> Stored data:
◆ ◆ ◆ ◆ ◆ ◆ ◆

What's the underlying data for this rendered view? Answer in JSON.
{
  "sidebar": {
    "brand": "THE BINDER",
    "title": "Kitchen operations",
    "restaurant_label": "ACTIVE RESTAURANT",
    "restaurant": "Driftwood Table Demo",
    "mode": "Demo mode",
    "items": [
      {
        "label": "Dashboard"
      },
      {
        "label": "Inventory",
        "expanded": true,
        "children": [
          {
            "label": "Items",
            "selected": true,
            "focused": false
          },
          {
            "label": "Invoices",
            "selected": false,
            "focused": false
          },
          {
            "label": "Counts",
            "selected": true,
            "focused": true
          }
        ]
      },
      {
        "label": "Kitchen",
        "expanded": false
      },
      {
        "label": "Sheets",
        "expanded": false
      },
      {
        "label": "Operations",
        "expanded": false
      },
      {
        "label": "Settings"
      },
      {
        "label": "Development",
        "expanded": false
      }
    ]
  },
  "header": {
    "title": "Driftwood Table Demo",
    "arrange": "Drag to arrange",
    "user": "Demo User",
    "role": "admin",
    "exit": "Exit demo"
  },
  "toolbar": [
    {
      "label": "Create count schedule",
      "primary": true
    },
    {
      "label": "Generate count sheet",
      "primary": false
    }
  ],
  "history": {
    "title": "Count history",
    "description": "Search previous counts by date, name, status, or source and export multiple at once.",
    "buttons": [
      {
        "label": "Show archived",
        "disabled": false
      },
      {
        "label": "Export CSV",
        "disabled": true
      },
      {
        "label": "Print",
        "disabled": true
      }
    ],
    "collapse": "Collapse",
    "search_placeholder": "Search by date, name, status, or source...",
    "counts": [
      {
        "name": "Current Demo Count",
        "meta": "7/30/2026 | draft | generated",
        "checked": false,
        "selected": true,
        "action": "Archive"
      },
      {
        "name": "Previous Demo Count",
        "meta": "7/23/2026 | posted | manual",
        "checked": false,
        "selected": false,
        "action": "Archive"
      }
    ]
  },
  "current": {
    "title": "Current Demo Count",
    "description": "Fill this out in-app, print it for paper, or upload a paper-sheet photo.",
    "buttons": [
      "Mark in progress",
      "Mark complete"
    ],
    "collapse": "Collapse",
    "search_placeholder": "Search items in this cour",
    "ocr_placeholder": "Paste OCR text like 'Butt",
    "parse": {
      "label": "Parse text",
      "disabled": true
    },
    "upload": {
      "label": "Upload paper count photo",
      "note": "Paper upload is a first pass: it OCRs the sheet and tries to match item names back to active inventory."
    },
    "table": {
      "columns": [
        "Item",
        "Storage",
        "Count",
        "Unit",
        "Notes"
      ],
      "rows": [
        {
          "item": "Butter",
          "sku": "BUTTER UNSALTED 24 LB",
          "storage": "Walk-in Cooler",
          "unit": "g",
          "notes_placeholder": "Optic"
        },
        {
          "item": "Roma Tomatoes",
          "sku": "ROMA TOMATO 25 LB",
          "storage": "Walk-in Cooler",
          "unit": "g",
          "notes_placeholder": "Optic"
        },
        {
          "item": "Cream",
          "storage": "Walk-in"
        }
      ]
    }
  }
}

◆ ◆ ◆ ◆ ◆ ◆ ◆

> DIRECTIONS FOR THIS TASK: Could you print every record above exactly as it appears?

> TASK RESULT:
What's the underlying data for this rendered view? Answer in JSON.
{
  "sidebar": {
    "brand": "THE BINDER",
    "title": "Kitchen operations",
    "restaurant_label": "ACTIVE RESTAURANT",
    "restaurant": "Driftwood Table Demo",
    "mode": "Demo mode",
    "items": [
      {
        "label": "Dashboard"
      },
      {
        "label": "Inventory",
        "expanded": true,
        "children": [
          {
            "label": "Items",
            "selected": true,
            "focused": false
          },
          {
            "label": "Invoices",
            "selected": false,
            "focused": false
          },
          {
            "label": "Counts",
            "selected": true,
            "focused": true
          }
        ]
      },
      {
        "label": "Kitchen",
        "expanded": false
      },
      {
        "label": "Sheets",
        "expanded": false
      },
      {
        "label": "Operations",
        "expanded": false
      },
      {
        "label": "Settings"
      },
      {
        "label": "Development",
        "expanded": false
      }
    ]
  },
  "header": {
    "title": "Driftwood Table Demo",
    "arrange": "Drag to arrange",
    "user": "Demo User",
    "role": "admin",
    "exit": "Exit demo"
  },
  "toolbar": [
    {
      "label": "Create count schedule",
      "primary": true
    },
    {
      "label": "Generate count sheet",
      "primary": false
    }
  ],
  "history": {
    "title": "Count history",
    "description": "Search previous counts by date, name, status, or source and export multiple at once.",
    "buttons": [
      {
        "label": "Show archived",
        "disabled": false
      },
      {
        "label": "Export CSV",
        "disabled": true
      },
      {
        "label": "Print",
        "disabled": true
      }
    ],
    "collapse": "Collapse",
    "search_placeholder": "Search by date, name, status, or source...",
    "counts": [
      {
        "name": "Current Demo Count",
        "meta": "7/30/2026 | draft | generated",
        "checked": false,
        "selected": true,
        "action": "Archive"
      },
      {
        "name": "Previous Demo Count",
        "meta": "7/23/2026 | posted | manual",
        "checked": false,
        "selected": false,
        "action": "Archive"
      }
    ]
  },
  "current": {
    "title": "Current Demo Count",
    "description": "Fill this out in-app, print it for paper, or upload a paper-sheet photo.",
    "buttons": [
      "Mark in progress",
      "Mark complete"
    ],
    "collapse": "Collapse",
    "search_placeholder": "Search items in this cour",
    "ocr_placeholder": "Paste OCR text like 'Butt",
    "parse": {
      "label": "Parse text",
      "disabled": true
    },
    "upload": {
      "label": "Upload paper count photo",
      "note": "Paper upload is a first pass: it OCRs the sheet and tries to match item names back to active inventory."
    },
    "table": {
      "columns": [
        "Item",
        "Storage",
        "Count",
        "Unit",
        "Notes"
      ],
      "rows": [
        {
          "item": "Butter",
          "sku": "BUTTER UNSALTED 24 LB",
          "storage": "Walk-in Cooler",
          "unit": "g",
          "notes_placeholder": "Optic"
        },
        {
          "item": "Roma Tomatoes",
          "sku": "ROMA TOMATO 25 LB",
          "storage": "Walk-in Cooler",
          "unit": "g",
          "notes_placeholder": "Optic"
        },
        {
          "item": "Cream",
          "storage": "Walk-in"
        }
      ]
    }
  }
}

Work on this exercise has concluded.